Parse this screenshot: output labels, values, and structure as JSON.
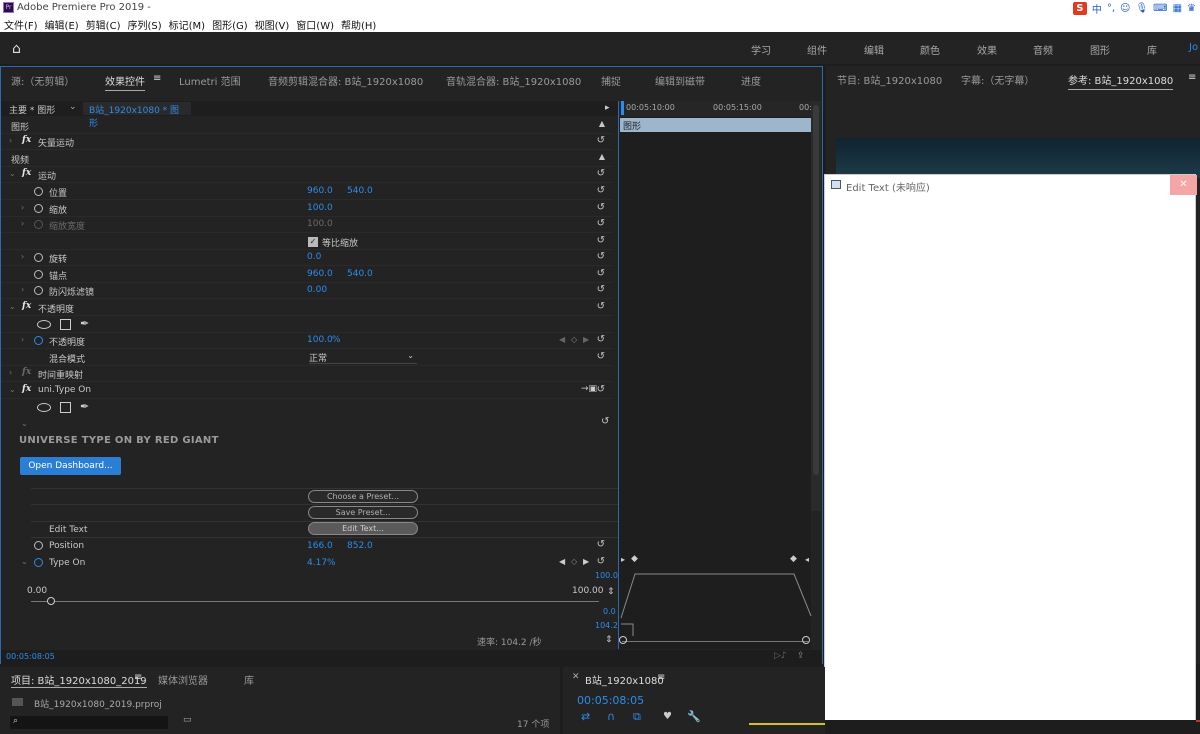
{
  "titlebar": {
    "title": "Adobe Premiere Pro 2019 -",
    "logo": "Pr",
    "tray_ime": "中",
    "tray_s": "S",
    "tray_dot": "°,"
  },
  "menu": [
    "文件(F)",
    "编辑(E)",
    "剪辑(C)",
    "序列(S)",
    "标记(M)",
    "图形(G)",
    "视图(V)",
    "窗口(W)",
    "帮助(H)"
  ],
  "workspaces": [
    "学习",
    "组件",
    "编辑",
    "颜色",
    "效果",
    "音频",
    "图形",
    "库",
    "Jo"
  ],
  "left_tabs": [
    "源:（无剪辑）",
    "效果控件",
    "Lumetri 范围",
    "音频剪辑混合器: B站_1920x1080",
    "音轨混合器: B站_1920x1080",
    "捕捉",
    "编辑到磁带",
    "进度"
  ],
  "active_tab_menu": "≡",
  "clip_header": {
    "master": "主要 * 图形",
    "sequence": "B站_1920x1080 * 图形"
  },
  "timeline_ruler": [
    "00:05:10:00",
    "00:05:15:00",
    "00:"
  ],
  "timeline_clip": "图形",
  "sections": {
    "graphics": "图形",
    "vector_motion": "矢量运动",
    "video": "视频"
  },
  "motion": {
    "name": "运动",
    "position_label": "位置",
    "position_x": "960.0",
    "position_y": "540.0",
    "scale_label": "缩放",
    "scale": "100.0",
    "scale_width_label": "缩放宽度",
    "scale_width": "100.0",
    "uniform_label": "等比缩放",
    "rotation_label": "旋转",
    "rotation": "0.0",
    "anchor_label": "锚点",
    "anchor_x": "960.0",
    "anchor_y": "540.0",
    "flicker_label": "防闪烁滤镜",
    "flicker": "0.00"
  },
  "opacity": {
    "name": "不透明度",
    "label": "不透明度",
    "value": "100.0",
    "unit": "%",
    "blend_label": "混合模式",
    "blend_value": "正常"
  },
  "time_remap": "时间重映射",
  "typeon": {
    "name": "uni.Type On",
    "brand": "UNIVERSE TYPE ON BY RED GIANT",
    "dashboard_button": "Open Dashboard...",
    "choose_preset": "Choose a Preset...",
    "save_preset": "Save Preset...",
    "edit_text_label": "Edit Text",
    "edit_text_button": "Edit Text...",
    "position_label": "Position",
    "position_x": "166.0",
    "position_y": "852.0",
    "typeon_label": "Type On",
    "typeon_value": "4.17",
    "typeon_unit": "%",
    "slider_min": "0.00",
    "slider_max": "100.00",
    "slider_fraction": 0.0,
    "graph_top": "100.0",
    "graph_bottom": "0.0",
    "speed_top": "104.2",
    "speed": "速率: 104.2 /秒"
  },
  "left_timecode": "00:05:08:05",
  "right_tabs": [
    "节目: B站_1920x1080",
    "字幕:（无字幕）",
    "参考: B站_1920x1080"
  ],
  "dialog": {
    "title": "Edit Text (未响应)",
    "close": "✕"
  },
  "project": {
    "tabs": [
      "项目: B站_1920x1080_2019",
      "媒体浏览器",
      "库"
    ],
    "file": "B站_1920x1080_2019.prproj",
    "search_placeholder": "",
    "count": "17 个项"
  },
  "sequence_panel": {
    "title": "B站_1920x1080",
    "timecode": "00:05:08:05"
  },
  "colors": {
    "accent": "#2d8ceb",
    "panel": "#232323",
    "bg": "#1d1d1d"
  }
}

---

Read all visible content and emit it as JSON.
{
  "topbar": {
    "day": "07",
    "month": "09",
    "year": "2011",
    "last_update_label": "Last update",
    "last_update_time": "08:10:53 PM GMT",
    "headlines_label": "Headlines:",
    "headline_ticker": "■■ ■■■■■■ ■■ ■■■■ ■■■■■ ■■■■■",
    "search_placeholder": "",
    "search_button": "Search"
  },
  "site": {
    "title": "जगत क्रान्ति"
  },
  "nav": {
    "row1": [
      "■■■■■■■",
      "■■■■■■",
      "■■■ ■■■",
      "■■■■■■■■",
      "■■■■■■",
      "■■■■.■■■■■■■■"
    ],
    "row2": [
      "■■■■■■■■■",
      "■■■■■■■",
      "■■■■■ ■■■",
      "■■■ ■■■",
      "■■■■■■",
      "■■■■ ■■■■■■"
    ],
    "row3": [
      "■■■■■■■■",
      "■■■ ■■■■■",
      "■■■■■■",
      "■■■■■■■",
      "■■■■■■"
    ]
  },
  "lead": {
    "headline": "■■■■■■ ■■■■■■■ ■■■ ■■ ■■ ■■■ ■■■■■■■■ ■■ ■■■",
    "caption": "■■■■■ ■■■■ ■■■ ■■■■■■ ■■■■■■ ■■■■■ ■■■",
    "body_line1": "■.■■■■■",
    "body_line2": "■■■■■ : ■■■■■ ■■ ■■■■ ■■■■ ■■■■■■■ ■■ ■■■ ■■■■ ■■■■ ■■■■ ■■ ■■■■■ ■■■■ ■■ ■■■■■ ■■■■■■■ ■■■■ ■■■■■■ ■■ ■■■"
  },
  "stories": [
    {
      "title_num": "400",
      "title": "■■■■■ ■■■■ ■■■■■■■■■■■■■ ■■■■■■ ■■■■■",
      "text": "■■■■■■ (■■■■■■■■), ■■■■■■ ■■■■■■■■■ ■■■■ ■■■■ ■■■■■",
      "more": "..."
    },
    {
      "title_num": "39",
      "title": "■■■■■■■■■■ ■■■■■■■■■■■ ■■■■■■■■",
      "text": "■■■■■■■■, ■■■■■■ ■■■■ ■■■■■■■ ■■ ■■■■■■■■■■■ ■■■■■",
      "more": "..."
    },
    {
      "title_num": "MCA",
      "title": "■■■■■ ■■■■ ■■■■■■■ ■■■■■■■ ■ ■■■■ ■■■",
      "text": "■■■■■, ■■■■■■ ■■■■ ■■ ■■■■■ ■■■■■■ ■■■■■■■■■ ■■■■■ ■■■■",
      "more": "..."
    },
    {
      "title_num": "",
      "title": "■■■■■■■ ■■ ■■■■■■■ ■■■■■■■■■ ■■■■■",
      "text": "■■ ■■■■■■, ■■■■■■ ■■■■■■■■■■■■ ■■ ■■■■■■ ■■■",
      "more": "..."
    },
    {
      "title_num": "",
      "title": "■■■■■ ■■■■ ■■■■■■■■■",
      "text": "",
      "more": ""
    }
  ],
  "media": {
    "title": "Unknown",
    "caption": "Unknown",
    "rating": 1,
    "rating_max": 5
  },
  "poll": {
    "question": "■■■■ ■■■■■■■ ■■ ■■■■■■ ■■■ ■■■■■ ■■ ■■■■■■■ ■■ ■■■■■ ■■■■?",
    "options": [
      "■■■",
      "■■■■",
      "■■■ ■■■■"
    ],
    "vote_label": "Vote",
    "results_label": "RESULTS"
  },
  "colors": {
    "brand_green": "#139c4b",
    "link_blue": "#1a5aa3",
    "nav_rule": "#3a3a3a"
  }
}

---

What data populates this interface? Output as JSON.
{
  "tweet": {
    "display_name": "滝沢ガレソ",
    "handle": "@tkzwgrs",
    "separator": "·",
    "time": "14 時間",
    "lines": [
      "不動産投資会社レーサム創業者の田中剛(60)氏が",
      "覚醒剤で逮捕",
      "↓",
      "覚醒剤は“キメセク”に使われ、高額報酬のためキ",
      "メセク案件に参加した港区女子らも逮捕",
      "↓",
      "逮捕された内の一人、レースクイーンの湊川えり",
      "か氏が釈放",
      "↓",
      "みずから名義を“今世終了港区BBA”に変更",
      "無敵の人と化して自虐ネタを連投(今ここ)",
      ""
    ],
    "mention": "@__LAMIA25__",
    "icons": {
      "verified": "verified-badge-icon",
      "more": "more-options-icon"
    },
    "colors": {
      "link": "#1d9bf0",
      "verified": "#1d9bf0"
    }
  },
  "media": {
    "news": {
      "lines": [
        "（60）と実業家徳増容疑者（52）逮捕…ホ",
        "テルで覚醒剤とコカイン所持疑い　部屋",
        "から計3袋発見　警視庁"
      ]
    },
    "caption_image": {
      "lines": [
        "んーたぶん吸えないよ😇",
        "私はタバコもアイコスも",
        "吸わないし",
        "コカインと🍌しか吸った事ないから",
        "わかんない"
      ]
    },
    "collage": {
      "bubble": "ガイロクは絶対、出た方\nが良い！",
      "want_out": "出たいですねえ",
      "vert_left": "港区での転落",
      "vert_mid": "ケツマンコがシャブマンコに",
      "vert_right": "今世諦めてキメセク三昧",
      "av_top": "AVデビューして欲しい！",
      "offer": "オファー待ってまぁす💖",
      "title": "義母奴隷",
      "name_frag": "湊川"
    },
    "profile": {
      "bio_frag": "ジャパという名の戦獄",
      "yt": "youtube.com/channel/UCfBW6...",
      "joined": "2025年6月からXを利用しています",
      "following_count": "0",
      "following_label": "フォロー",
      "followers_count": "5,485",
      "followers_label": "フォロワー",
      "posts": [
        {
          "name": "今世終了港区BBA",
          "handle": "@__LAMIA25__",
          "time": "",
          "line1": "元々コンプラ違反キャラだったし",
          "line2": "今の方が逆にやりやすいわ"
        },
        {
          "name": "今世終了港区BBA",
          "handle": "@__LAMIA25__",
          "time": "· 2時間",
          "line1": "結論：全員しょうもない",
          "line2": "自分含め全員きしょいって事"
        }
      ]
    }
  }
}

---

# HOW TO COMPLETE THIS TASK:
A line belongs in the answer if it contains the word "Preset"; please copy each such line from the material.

# RESULT OF THE EXERCISE:
    "choose_preset": "Choose a Preset...",
    "save_preset": "Save Preset...",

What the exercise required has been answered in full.